Tag: increased cancer mortality rates

Fine Particulate Matters : The Most Dangerous Form of Air Pollution

Fine Particulate Matters : The Most Dangerous Form of Air Pollution

In 2016, several research studies of air pollution yielded results that linked ambient particulate matters as being causal to increased cancer mortality rates. As it is, the association of air pollution to cancer is mainly due to the mixture of environmental pollutants emitted by various industries, particularly the producers of energy and providers of transport services.

Based on the findings gathered by researchers, governments are being urged to impose stricter monitoring and regulation in order to give public health conditions a chance to improve. Otherwise, the unabated presence of ambient particulate matters measuring as minute as 2.5 micrometers will contribute to the worsening of various cancer diseases, affecting major organs like the liver, pancreas and breasts.

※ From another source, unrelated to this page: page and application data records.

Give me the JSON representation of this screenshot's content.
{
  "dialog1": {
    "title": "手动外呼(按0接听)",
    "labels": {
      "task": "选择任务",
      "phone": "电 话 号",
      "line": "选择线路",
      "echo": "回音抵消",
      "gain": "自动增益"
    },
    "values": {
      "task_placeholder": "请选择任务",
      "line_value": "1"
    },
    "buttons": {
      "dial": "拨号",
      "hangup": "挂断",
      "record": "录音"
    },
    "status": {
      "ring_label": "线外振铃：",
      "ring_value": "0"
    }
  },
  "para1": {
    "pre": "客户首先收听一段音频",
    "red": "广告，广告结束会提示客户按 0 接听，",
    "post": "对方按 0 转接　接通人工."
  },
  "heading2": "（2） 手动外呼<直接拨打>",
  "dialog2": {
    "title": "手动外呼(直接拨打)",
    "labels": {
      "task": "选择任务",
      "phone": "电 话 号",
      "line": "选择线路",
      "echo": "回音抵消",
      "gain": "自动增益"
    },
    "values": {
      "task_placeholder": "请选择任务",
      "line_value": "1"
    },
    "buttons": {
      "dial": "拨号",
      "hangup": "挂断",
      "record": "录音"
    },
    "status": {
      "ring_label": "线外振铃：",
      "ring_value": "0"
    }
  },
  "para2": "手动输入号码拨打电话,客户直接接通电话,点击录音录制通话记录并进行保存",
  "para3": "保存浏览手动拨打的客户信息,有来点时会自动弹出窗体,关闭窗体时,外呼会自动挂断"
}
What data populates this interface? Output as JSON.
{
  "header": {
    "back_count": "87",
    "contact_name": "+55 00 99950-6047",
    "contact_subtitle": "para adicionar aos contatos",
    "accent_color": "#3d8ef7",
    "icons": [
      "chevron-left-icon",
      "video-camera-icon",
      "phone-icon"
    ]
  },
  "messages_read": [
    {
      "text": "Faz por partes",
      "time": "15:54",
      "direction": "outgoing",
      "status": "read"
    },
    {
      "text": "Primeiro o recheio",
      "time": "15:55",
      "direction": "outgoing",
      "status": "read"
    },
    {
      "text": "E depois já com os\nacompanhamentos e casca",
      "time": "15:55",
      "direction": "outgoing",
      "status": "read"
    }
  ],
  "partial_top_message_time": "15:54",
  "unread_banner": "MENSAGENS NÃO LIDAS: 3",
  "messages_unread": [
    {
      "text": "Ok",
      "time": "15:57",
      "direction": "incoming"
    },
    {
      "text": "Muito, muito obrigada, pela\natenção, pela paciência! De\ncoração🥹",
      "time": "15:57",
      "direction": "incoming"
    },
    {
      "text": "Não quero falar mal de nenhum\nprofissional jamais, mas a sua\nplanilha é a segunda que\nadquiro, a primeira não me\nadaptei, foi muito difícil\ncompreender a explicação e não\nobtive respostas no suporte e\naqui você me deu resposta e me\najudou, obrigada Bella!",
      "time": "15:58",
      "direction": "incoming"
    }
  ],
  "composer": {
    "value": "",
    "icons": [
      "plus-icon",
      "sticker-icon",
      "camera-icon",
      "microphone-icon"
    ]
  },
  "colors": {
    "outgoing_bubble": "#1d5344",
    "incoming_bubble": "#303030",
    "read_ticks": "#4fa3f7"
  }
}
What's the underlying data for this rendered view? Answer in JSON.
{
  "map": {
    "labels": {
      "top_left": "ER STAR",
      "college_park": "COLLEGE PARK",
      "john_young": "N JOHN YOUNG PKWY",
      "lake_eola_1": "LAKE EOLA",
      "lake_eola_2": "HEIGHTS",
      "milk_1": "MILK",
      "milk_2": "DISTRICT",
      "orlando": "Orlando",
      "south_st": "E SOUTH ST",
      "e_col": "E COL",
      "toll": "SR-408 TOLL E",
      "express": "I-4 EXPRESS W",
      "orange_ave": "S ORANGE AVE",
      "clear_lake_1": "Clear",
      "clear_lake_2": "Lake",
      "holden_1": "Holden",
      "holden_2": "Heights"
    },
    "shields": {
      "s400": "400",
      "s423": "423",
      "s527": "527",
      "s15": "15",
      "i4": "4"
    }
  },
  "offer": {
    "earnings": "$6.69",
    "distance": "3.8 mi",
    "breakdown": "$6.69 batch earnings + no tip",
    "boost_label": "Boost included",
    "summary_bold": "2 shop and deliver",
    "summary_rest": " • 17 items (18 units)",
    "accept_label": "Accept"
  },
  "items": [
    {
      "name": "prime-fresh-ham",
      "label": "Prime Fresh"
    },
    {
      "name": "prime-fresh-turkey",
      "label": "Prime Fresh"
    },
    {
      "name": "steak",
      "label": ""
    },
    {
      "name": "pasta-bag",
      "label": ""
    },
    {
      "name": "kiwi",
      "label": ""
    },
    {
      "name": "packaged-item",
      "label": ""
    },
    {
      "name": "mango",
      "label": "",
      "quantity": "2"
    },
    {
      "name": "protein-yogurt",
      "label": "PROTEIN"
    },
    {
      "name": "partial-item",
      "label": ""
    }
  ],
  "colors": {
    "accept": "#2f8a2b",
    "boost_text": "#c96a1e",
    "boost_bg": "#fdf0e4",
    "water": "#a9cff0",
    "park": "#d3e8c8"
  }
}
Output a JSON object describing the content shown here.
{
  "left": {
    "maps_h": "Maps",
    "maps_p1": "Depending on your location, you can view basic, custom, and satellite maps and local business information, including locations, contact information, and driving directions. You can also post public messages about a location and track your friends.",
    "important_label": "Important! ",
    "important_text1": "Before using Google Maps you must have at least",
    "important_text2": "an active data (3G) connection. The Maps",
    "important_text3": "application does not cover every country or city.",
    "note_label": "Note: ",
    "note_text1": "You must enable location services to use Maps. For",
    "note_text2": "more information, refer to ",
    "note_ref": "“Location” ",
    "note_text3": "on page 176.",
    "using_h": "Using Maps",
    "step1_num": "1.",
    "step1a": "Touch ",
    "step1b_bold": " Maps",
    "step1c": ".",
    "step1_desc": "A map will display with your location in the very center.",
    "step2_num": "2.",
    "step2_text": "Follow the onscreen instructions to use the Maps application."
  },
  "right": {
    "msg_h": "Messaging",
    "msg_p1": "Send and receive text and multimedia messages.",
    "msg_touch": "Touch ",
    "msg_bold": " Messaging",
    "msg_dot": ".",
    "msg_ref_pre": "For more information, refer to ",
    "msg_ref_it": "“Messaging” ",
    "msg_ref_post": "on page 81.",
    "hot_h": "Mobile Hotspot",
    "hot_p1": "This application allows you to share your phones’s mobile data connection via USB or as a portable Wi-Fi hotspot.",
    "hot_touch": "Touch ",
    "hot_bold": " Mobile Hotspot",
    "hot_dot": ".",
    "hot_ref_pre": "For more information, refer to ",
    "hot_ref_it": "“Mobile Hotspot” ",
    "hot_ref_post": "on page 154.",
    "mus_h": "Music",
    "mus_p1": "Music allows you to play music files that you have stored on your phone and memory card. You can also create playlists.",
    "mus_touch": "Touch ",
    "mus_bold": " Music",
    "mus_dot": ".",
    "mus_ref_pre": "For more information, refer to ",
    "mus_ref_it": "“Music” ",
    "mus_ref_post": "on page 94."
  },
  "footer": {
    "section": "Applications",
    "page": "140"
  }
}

What Exactly are Particulate Matters

Particulate matters as components of air pollution are described as aerondynamic pollutants measuring in diameters of less than 2.5 micrometer, which is why they are also called PM2.5.

The range of their sizes as pollutants enable them to pass through the human body’s natural barriers. As they pass through the nose, throat and eyes, constant and increased exposure to PM2.5 can lead to sneezing, runny nose, coughing, shortness of breath and consequentialy, to lung irritation. If long term exposure continues, it can affect lung functions.

Long term PM2.5 exposure can also worsen the medical condition of people suffering from respiratory ailments and heart diseases. Scientific studies involving hospital admissions have in fact provided proof that the common factor linking the increased number of cases of respiratory and cardiovascular ailments in hospitals.

Additionally, the research studies show that children and senior citizens with asthma and heart problems are the most vulnerable to the effects of PM2.5.

Most Common Sources of PM2.5

Various types of transport vehicles, particularly those used in the construction industry, whether traveling regular roads and highways or off roads, are capable of emitting PM2.5 through their exhaust.
The fine particles primarily come out as results of chemical reactions or combustions and can be dispersed for miles in different locations, starting from point of origin to final destinations, and vice versa.

In some cases, volcanic eruptions and wildfire occurrences can increase the levels of PM2.5 concentrations over hundreds of miles from where the disaster has been taking place.

PM2.5 pollutant in indoor air can come from tobacco smoke, fireplaces, burning candles, oil lamps and cooking activities using fuel-burning equipment. As far as indoor air pollution is concerned, a most recommended solution for eliminating the circulation of PM2.5 contaminants inside a room, is to place an air doctor air purifier.
The manufacturer claims that the AirDoctor;s proprietary Ultra HEPA Filter has the capability to capture the most harmful particulate matters measuring as small as .003 microns.